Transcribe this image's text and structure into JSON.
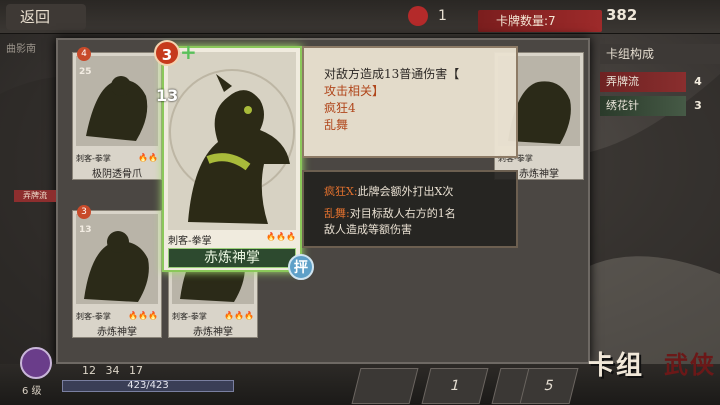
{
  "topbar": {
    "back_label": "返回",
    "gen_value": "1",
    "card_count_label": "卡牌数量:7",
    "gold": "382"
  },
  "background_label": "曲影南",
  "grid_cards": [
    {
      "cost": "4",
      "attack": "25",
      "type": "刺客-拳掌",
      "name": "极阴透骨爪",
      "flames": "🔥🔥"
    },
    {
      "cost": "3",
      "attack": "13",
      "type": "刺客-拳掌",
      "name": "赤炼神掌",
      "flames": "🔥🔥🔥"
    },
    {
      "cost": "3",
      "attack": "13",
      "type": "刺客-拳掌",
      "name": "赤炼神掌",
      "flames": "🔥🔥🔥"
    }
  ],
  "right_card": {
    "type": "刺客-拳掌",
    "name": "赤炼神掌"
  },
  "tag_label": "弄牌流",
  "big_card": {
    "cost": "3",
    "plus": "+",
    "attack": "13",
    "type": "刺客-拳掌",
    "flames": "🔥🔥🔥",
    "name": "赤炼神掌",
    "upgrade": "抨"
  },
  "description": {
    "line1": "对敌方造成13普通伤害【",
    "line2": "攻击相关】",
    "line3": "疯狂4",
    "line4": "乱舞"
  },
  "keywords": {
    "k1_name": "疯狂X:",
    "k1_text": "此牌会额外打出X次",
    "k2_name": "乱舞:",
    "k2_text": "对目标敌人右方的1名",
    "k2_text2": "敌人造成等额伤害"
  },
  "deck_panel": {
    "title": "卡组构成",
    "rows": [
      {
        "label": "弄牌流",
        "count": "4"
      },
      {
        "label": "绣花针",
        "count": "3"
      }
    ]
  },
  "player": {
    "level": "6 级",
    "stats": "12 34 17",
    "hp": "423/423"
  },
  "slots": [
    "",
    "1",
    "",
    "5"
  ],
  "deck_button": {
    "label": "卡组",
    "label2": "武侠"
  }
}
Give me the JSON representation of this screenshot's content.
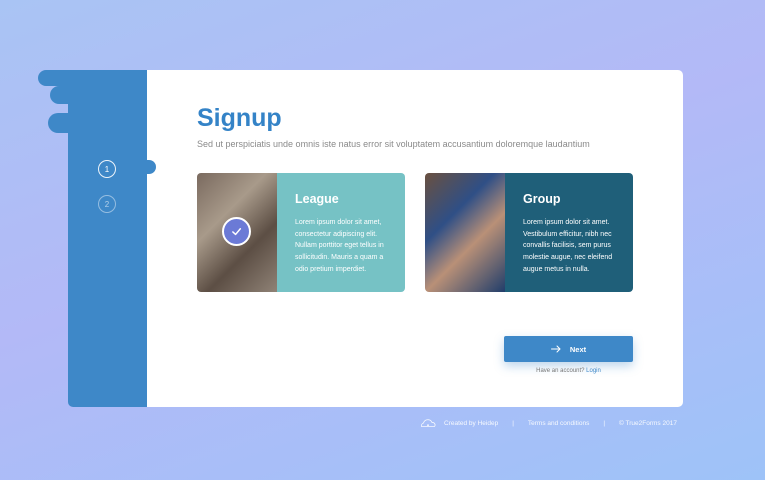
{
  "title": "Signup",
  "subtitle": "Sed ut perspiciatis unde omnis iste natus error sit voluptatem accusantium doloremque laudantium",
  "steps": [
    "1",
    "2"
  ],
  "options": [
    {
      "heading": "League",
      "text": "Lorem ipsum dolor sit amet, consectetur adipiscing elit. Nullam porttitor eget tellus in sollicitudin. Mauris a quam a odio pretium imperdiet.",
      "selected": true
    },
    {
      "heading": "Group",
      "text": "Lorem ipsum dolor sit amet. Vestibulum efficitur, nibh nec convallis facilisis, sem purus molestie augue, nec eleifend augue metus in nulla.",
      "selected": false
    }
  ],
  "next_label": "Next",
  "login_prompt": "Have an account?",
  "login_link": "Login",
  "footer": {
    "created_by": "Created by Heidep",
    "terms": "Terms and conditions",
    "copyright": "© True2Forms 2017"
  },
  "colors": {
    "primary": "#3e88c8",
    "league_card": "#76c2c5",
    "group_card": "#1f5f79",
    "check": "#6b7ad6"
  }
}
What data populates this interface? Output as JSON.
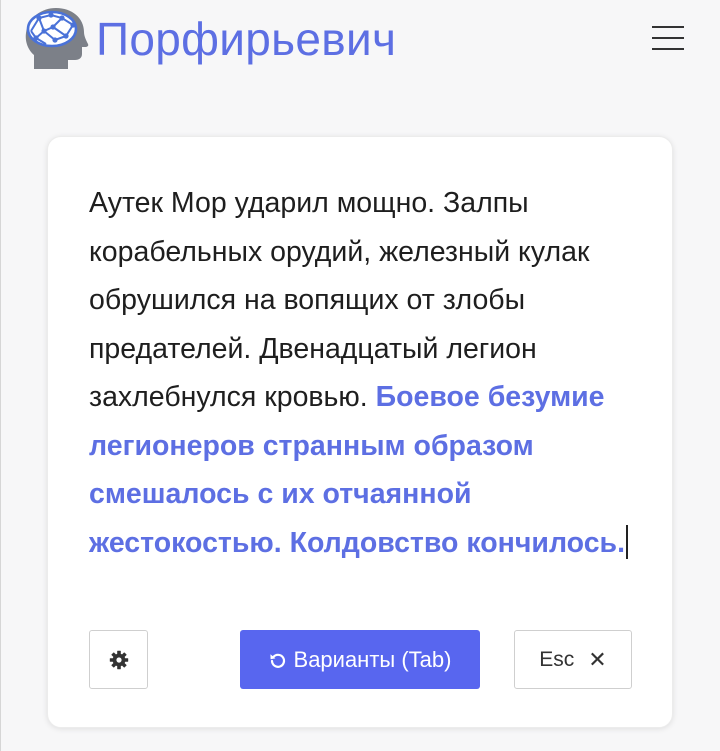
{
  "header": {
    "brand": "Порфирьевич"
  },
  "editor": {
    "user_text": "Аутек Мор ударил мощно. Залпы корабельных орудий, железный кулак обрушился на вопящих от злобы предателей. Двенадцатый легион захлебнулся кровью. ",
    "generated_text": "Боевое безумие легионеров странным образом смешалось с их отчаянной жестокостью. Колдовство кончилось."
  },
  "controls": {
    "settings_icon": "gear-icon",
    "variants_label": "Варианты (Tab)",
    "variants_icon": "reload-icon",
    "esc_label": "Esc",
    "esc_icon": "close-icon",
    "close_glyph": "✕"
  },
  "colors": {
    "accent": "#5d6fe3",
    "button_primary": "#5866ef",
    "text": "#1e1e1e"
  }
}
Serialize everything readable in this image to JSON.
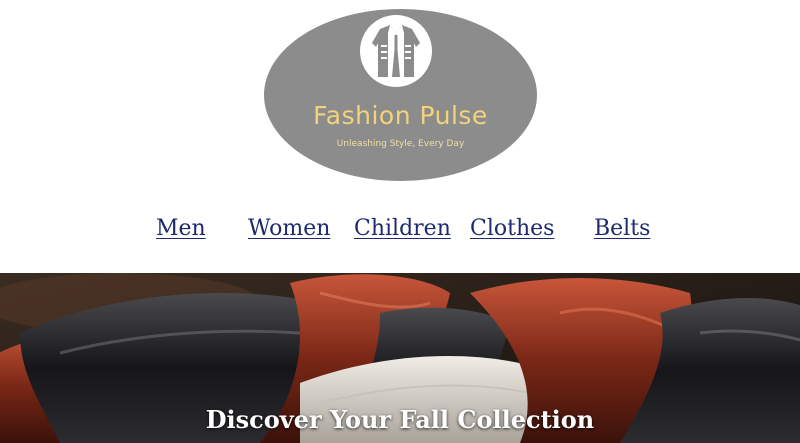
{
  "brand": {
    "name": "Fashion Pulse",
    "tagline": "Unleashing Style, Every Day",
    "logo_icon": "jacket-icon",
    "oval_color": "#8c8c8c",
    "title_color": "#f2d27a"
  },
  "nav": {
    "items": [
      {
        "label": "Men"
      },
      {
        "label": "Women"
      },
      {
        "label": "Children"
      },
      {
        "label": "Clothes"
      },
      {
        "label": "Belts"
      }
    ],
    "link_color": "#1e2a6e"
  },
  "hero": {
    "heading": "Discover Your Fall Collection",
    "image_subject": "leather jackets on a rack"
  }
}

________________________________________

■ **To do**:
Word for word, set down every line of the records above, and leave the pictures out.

■ **Result of the task**:
Transcribe this image's text and structure into JSON.
{
  "topbar": {
    "back_label": "返回",
    "gen_value": "1",
    "card_count_label": "卡牌数量:7",
    "gold": "382"
  },
  "background_label": "曲影南",
  "grid_cards": [
    {
      "cost": "4",
      "attack": "25",
      "type": "刺客-拳掌",
      "name": "极阴透骨爪",
      "flames": "🔥🔥"
    },
    {
      "cost": "3",
      "attack": "13",
      "type": "刺客-拳掌",
      "name": "赤炼神掌",
      "flames": "🔥🔥🔥"
    },
    {
      "cost": "3",
      "attack": "13",
      "type": "刺客-拳掌",
      "name": "赤炼神掌",
      "flames": "🔥🔥🔥"
    }
  ],
  "right_card": {
    "type": "刺客-拳掌",
    "name": "赤炼神掌"
  },
  "tag_label": "弄牌流",
  "big_card": {
    "cost": "3",
    "plus": "+",
    "attack": "13",
    "type": "刺客-拳掌",
    "flames": "🔥🔥🔥",
    "name": "赤炼神掌",
    "upgrade": "抨"
  },
  "description": {
    "line1": "对敌方造成13普通伤害【",
    "line2": "攻击相关】",
    "line3": "疯狂4",
    "line4": "乱舞"
  },
  "keywords": {
    "k1_name": "疯狂X:",
    "k1_text": "此牌会额外打出X次",
    "k2_name": "乱舞:",
    "k2_text": "对目标敌人右方的1名",
    "k2_text2": "敌人造成等额伤害"
  },
  "deck_panel": {
    "title": "卡组构成",
    "rows": [
      {
        "label": "弄牌流",
        "count": "4"
      },
      {
        "label": "绣花针",
        "count": "3"
      }
    ]
  },
  "player": {
    "level": "6 级",
    "stats": "12 34 17",
    "hp": "423/423"
  },
  "slots": [
    "",
    "1",
    "",
    "5"
  ],
  "deck_button": {
    "label": "卡组",
    "label2": "武侠"
  }
}
Give me the JSON representation of this screenshot's content.
{
  "title": "Signup",
  "subtitle": "Sed ut perspiciatis unde omnis iste natus error sit voluptatem accusantium doloremque laudantium",
  "steps": [
    "1",
    "2"
  ],
  "options": [
    {
      "heading": "League",
      "text": "Lorem ipsum dolor sit amet, consectetur adipiscing elit. Nullam porttitor eget tellus in sollicitudin. Mauris a quam a odio pretium imperdiet.",
      "selected": true
    },
    {
      "heading": "Group",
      "text": "Lorem ipsum dolor sit amet. Vestibulum efficitur, nibh nec convallis facilisis, sem purus molestie augue, nec eleifend augue metus in nulla.",
      "selected": false
    }
  ],
  "next_label": "Next",
  "login_prompt": "Have an account?",
  "login_link": "Login",
  "footer": {
    "created_by": "Created by Heidep",
    "terms": "Terms and conditions",
    "copyright": "© True2Forms 2017"
  },
  "colors": {
    "primary": "#3e88c8",
    "league_card": "#76c2c5",
    "group_card": "#1f5f79",
    "check": "#6b7ad6"
  }
}
What data populates this interface? Output as JSON.
{
  "header": {
    "brand": "Порфирьевич"
  },
  "editor": {
    "user_text": "Аутек Мор ударил мощно. Залпы корабельных орудий, железный кулак обрушился на вопящих от злобы предателей. Двенадцатый легион захлебнулся кровью. ",
    "generated_text": "Боевое безумие легионеров странным образом смешалось с их отчаянной жестокостью. Колдовство кончилось."
  },
  "controls": {
    "settings_icon": "gear-icon",
    "variants_label": "Варианты (Tab)",
    "variants_icon": "reload-icon",
    "esc_label": "Esc",
    "esc_icon": "close-icon",
    "close_glyph": "✕"
  },
  "colors": {
    "accent": "#5d6fe3",
    "button_primary": "#5866ef",
    "text": "#1e1e1e"
  }
}
Serialize everything readable in this image to JSON.
{
  "brand": {
    "name": "Fashion Pulse",
    "tagline": "Unleashing Style, Every Day",
    "logo_icon": "jacket-icon",
    "oval_color": "#8c8c8c",
    "title_color": "#f2d27a"
  },
  "nav": {
    "items": [
      {
        "label": "Men"
      },
      {
        "label": "Women"
      },
      {
        "label": "Children"
      },
      {
        "label": "Clothes"
      },
      {
        "label": "Belts"
      }
    ],
    "link_color": "#1e2a6e"
  },
  "hero": {
    "heading": "Discover Your Fall Collection",
    "image_subject": "leather jackets on a rack"
  }
}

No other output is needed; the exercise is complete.